I am an historian of Africa focusing on southern Africa in a global context in the late twentieth century, with a broader interest in Africa's long-term historiography. I am interested in the ways that global and transnational connections have both impacted the continent and been shaped by it.
My work considers the contingent nature of historical production, and the self-consciousness with which historical actors develop their legacies and sometimes silence alternative narratives in the process. A vital element of this is the creation of personal, political archives, and the agency of archival sources in impacting and shaping events, interpretations, and the historiography. I favor the particularity of micro histories as threads for tracing the broader tapestry of global developments.

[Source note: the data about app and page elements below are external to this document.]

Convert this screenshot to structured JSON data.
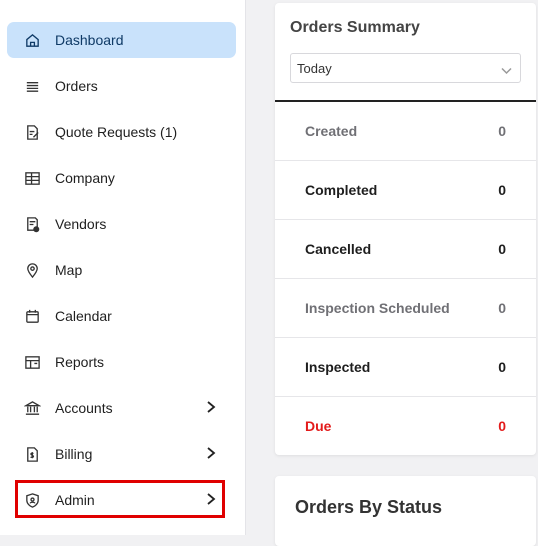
{
  "sidebar": {
    "items": [
      {
        "label": "Dashboard",
        "icon": "home-icon"
      },
      {
        "label": "Orders",
        "icon": "list-icon"
      },
      {
        "label": "Quote Requests (1)",
        "icon": "document-edit-icon"
      },
      {
        "label": "Company",
        "icon": "building-icon"
      },
      {
        "label": "Vendors",
        "icon": "vendor-doc-icon"
      },
      {
        "label": "Map",
        "icon": "map-pin-icon"
      },
      {
        "label": "Calendar",
        "icon": "calendar-icon"
      },
      {
        "label": "Reports",
        "icon": "reports-icon"
      },
      {
        "label": "Accounts",
        "icon": "bank-icon"
      },
      {
        "label": "Billing",
        "icon": "billing-icon"
      },
      {
        "label": "Admin",
        "icon": "shield-icon"
      }
    ]
  },
  "summary": {
    "title": "Orders Summary",
    "period": "Today",
    "rows": [
      {
        "label": "Created",
        "value": "0"
      },
      {
        "label": "Completed",
        "value": "0"
      },
      {
        "label": "Cancelled",
        "value": "0"
      },
      {
        "label": "Inspection Scheduled",
        "value": "0"
      },
      {
        "label": "Inspected",
        "value": "0"
      },
      {
        "label": "Due",
        "value": "0"
      }
    ]
  },
  "status": {
    "title": "Orders By Status"
  },
  "colors": {
    "active_bg": "#c9e2fb",
    "due": "#e31b1b",
    "highlight": "#e00000"
  }
}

I have an interest in depictions of local or State corruption in relation to institutionalized global corrupt practice; authoritarianism and State control of people, animals, and the environment (for instance through censorship and through the use of identity numbers and documents); cartography and other technologies of envisioning space and those who occupy it; intertextuality; the history of science; the deceptions of memory; the cult of celebrity; the deployment of psychology and the category of the ‘normal’ by authoritarian States; the political impact of secret organizations, and scholars’ reticence in discussing it; race, history, and epigenetics; and, broadly, ethics.